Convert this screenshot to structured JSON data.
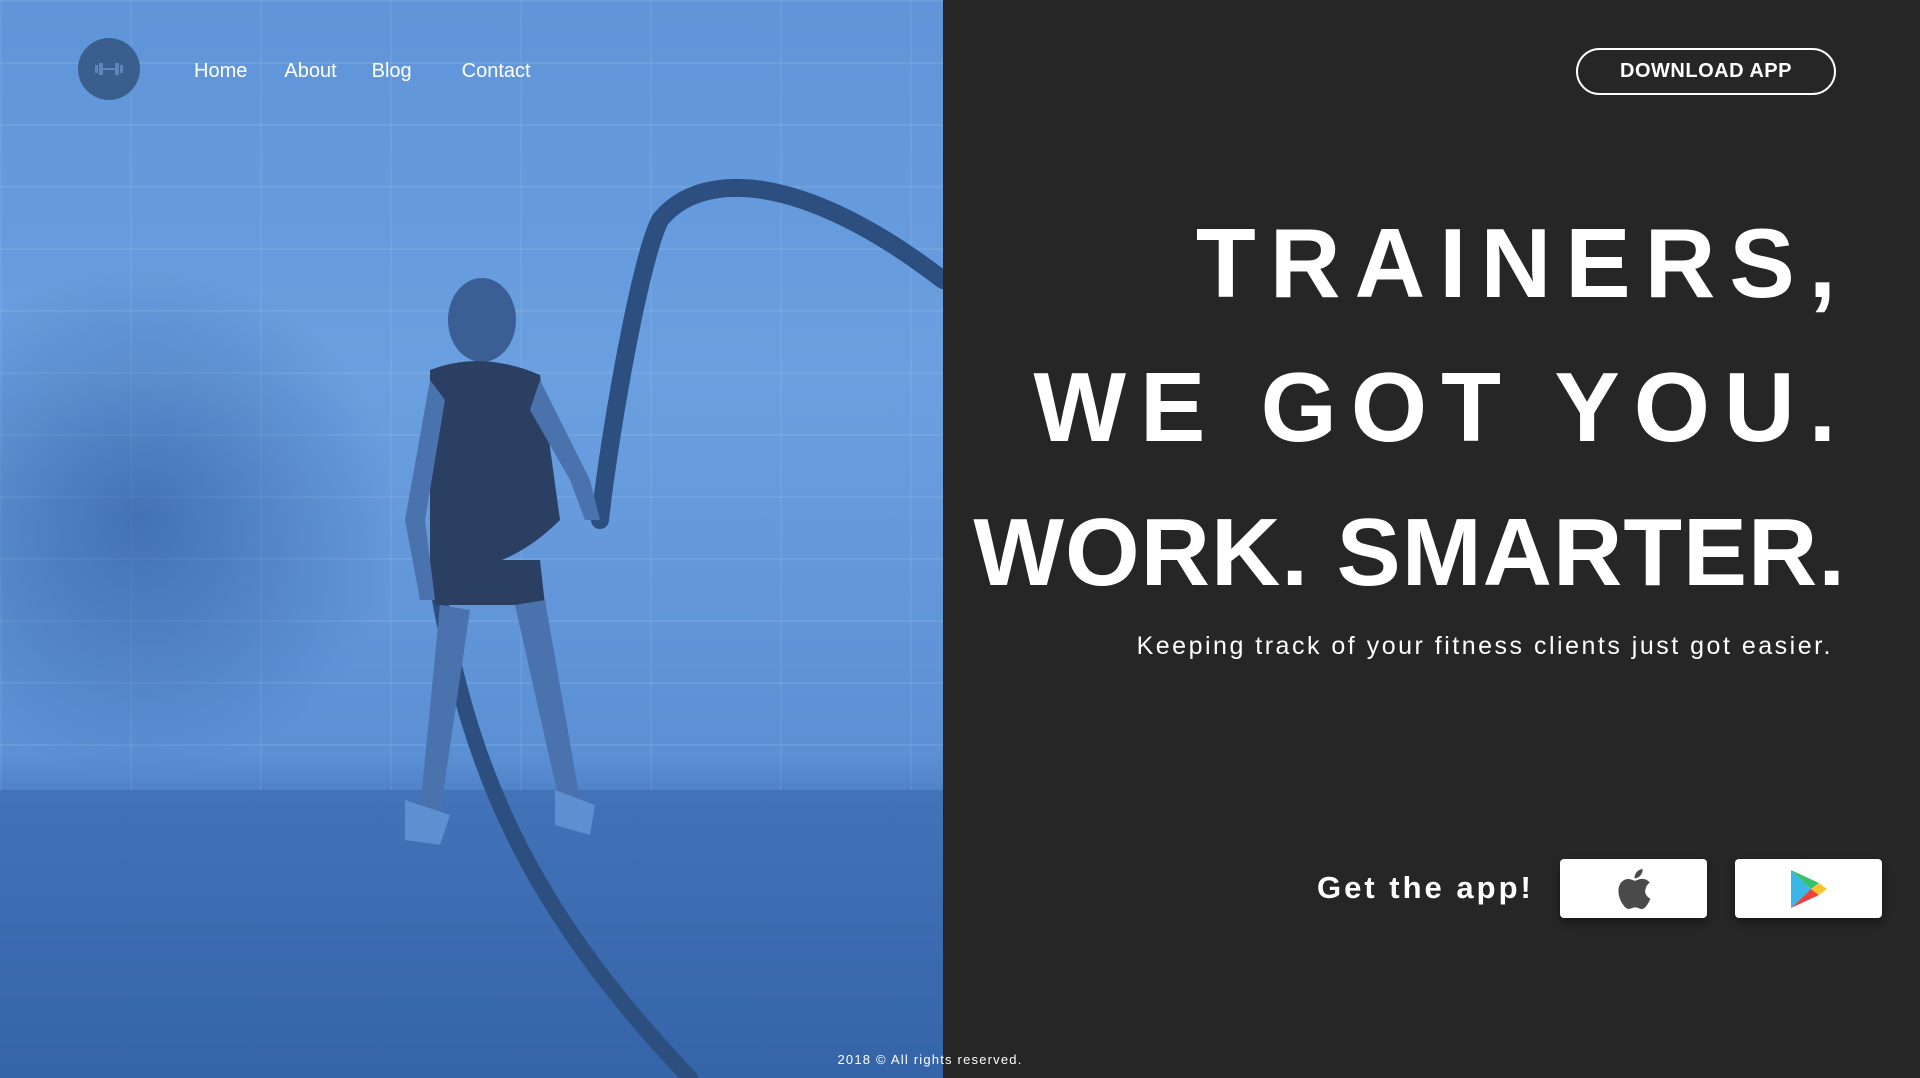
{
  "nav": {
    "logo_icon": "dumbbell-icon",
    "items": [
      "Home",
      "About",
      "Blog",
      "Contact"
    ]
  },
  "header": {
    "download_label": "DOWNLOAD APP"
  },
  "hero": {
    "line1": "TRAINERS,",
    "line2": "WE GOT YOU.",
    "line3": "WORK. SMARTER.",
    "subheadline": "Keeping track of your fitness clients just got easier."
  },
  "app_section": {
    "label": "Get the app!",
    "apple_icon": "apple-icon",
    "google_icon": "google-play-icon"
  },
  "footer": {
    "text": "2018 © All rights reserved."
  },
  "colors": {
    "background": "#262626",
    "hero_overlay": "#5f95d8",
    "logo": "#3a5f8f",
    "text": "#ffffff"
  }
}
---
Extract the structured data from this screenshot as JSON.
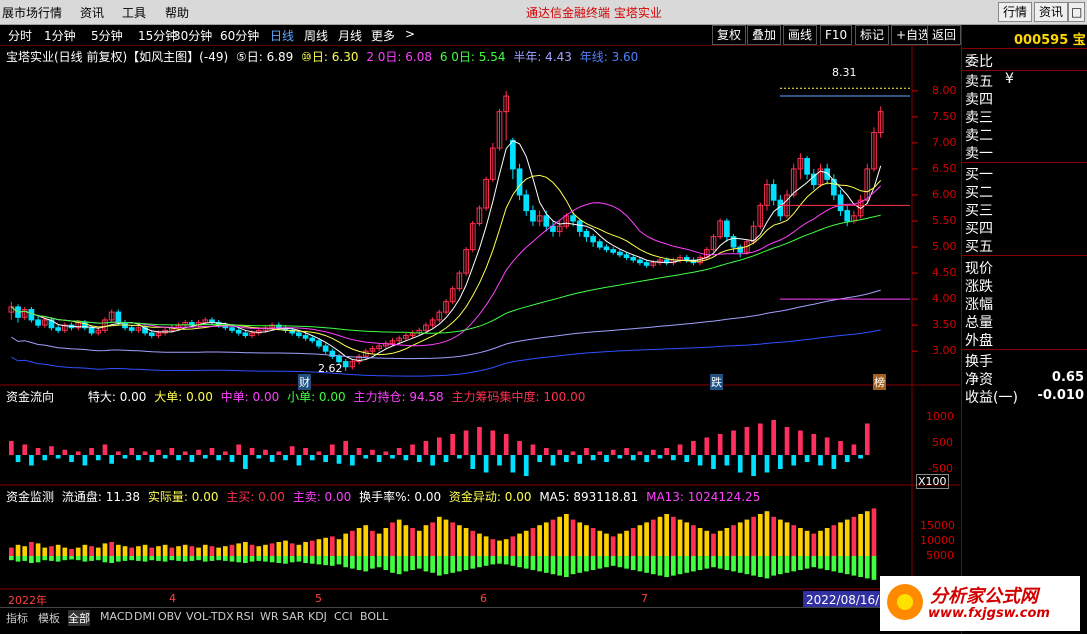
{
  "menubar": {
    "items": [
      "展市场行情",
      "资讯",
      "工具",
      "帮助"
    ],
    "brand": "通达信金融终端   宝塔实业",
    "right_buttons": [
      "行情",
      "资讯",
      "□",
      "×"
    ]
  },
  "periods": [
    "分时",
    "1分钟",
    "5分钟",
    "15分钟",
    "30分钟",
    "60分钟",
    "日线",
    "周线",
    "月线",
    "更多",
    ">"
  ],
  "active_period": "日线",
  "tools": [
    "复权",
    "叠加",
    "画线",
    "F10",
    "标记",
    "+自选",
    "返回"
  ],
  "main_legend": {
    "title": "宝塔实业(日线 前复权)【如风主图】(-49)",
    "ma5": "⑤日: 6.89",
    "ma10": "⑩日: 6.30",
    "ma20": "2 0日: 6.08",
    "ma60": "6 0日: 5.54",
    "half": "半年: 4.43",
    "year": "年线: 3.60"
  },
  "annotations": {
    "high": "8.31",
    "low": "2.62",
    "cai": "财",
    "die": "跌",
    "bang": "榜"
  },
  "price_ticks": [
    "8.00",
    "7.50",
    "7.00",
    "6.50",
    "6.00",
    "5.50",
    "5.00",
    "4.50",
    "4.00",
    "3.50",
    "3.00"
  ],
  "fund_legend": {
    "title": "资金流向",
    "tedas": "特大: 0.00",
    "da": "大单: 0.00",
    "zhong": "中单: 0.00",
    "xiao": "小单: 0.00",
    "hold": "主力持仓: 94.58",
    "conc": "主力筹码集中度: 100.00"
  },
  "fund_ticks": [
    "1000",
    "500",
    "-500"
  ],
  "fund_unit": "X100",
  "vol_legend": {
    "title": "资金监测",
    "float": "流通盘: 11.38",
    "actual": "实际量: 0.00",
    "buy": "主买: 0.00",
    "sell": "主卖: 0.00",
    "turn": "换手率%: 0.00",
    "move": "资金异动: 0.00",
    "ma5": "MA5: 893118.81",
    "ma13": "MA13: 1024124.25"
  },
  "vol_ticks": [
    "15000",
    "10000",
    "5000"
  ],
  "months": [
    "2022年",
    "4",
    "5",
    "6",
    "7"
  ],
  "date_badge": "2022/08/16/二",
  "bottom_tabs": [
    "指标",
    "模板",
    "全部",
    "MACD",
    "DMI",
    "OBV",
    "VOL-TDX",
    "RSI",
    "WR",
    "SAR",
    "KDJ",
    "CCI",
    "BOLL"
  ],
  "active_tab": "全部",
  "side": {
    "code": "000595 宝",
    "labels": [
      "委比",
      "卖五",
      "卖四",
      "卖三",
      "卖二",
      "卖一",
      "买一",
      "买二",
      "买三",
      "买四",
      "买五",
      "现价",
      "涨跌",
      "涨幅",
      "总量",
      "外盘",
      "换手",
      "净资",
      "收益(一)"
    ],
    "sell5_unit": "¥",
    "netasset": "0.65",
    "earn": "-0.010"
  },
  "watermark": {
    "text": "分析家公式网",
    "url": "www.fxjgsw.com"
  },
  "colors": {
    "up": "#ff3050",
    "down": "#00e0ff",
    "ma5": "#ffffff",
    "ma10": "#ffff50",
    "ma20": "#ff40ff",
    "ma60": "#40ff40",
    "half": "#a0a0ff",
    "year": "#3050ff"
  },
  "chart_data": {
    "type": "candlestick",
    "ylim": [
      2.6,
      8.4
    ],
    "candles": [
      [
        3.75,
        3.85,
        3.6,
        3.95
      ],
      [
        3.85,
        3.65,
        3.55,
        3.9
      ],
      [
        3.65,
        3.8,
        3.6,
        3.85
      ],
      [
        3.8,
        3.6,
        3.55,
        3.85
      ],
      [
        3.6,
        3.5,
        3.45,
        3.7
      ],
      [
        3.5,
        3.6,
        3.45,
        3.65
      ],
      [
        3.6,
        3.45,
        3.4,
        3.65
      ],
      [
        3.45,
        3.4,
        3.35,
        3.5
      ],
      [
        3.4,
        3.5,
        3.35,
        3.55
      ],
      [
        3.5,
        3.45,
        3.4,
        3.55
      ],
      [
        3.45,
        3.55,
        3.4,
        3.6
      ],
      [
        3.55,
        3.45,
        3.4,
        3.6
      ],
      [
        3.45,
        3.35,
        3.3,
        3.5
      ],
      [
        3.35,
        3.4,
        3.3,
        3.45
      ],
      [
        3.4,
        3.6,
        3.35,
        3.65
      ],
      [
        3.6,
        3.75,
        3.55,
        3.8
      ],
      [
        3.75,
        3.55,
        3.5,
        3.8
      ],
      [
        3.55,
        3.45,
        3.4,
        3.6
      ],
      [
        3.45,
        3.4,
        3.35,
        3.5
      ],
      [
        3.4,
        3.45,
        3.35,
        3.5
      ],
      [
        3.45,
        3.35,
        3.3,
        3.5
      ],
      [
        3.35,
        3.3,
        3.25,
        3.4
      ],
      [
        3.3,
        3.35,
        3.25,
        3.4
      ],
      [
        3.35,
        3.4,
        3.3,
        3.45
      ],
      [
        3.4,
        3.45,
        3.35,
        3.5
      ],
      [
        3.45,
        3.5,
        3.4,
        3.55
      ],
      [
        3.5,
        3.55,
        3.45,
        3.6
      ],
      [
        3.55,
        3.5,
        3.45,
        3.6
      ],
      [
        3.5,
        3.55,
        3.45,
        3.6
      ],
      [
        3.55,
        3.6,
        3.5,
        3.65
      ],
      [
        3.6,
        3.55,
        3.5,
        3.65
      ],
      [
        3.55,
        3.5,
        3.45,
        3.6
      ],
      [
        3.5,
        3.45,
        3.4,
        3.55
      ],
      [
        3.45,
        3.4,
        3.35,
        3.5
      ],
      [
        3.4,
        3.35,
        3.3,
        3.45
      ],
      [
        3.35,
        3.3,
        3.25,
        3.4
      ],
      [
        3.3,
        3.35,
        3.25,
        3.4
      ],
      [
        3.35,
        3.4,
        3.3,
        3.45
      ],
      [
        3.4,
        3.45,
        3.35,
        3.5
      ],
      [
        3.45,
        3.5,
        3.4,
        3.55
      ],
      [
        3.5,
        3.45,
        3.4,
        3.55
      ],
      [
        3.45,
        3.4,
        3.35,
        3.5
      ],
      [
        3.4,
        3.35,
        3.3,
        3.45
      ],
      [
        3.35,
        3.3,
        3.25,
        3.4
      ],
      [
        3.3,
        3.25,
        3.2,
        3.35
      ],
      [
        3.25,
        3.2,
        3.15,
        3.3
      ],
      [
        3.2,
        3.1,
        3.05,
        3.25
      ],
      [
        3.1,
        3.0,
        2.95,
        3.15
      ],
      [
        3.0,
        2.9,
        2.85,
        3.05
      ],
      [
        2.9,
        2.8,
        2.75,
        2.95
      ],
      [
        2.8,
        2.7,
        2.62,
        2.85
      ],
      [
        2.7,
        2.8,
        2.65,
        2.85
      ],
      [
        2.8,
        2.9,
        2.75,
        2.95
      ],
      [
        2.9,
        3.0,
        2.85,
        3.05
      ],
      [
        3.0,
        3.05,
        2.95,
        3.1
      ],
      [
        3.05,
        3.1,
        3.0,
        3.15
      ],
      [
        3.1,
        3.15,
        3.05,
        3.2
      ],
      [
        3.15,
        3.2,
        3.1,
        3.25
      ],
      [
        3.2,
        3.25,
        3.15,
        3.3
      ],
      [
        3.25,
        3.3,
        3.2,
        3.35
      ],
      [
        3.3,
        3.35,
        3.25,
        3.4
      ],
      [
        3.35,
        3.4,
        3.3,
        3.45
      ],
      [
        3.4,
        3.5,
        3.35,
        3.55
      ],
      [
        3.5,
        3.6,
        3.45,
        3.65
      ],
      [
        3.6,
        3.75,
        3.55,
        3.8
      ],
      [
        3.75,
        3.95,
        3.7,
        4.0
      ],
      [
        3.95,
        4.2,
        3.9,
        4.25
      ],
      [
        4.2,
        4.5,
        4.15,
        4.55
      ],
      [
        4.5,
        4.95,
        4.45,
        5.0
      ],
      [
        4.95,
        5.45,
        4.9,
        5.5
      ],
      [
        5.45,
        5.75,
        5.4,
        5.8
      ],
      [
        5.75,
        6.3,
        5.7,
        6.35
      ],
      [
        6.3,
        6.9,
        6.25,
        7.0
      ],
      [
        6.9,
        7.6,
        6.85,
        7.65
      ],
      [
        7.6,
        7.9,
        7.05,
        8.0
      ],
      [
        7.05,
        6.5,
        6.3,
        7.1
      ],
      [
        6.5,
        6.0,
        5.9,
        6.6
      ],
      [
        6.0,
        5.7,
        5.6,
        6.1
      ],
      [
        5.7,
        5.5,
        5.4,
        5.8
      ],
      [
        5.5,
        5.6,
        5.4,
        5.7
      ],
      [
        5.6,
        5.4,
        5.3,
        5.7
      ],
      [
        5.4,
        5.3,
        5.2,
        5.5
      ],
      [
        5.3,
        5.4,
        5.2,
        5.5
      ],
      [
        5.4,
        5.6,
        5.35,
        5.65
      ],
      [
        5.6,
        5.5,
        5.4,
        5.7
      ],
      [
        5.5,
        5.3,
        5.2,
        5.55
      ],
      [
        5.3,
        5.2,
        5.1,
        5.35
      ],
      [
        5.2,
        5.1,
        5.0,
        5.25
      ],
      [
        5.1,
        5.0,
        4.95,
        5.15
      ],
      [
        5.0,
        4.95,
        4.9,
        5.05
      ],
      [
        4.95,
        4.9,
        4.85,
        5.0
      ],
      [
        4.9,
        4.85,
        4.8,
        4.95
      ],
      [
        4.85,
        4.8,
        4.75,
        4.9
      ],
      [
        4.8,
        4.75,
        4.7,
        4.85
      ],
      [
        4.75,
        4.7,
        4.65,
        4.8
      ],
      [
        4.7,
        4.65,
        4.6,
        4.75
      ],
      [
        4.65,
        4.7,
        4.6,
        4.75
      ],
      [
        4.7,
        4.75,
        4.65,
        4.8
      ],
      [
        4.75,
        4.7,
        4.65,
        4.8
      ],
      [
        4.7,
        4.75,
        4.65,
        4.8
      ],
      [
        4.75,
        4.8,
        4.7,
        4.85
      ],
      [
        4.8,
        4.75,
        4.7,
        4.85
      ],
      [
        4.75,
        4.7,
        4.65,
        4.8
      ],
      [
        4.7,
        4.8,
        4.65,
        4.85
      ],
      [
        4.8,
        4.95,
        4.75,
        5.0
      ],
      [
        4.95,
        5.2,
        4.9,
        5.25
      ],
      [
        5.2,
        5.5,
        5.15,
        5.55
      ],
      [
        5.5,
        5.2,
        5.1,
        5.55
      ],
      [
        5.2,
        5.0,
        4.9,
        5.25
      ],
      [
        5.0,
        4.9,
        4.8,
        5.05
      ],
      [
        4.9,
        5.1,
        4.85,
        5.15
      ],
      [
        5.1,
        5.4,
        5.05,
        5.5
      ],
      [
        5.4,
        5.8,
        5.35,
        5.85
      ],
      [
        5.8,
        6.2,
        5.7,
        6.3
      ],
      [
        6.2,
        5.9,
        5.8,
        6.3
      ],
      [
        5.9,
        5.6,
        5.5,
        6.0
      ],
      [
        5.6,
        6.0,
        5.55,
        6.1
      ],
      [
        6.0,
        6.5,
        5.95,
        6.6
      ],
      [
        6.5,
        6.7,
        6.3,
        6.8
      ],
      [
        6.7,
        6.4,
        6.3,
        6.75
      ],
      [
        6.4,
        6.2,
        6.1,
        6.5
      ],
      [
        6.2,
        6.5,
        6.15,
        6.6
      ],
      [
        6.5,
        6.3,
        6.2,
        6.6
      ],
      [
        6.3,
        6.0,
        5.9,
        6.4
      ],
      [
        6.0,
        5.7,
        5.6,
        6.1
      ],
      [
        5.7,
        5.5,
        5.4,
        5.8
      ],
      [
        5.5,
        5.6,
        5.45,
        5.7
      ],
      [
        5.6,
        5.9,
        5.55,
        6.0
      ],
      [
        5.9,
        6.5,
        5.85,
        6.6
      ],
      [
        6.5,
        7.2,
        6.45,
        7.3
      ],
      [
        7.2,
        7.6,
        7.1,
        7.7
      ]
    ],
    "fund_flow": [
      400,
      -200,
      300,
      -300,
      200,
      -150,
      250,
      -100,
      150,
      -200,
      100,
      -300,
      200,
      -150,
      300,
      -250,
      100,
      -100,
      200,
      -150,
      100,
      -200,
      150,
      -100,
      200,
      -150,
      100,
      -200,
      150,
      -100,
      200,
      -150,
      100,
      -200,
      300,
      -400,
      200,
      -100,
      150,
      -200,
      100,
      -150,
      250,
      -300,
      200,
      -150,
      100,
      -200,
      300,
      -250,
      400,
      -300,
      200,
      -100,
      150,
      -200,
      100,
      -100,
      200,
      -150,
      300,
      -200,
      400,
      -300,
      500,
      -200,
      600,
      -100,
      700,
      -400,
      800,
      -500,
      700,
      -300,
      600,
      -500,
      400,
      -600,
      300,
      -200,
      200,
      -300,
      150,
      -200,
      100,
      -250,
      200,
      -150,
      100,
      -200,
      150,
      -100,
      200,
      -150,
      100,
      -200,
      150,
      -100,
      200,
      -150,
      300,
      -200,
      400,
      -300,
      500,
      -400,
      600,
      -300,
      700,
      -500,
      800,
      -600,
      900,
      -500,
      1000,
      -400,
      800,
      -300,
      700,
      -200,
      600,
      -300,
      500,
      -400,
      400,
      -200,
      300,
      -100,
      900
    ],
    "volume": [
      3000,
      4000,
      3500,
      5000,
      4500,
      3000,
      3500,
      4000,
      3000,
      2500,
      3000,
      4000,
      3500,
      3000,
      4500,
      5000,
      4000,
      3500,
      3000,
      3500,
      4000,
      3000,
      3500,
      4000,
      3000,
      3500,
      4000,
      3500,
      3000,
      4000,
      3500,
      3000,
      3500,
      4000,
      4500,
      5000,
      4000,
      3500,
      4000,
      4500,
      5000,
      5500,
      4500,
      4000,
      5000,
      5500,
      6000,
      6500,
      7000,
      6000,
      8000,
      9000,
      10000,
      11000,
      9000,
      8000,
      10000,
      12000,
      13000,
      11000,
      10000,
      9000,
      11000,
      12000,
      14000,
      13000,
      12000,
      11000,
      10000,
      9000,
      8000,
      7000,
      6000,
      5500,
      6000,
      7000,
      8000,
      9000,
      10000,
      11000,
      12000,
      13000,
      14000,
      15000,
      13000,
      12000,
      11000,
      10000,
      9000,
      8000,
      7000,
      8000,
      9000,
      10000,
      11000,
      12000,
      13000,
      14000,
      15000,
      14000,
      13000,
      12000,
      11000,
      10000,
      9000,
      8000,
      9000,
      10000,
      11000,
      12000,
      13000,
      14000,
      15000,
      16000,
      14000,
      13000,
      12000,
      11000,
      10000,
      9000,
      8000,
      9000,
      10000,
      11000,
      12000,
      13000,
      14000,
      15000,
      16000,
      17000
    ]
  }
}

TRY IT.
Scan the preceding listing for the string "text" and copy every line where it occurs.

RESPONSE TO THIS EXERCISE.
    "text": "2018 © All rights reserved."
    "text": "#ffffff"
    "text": "分析家公式网",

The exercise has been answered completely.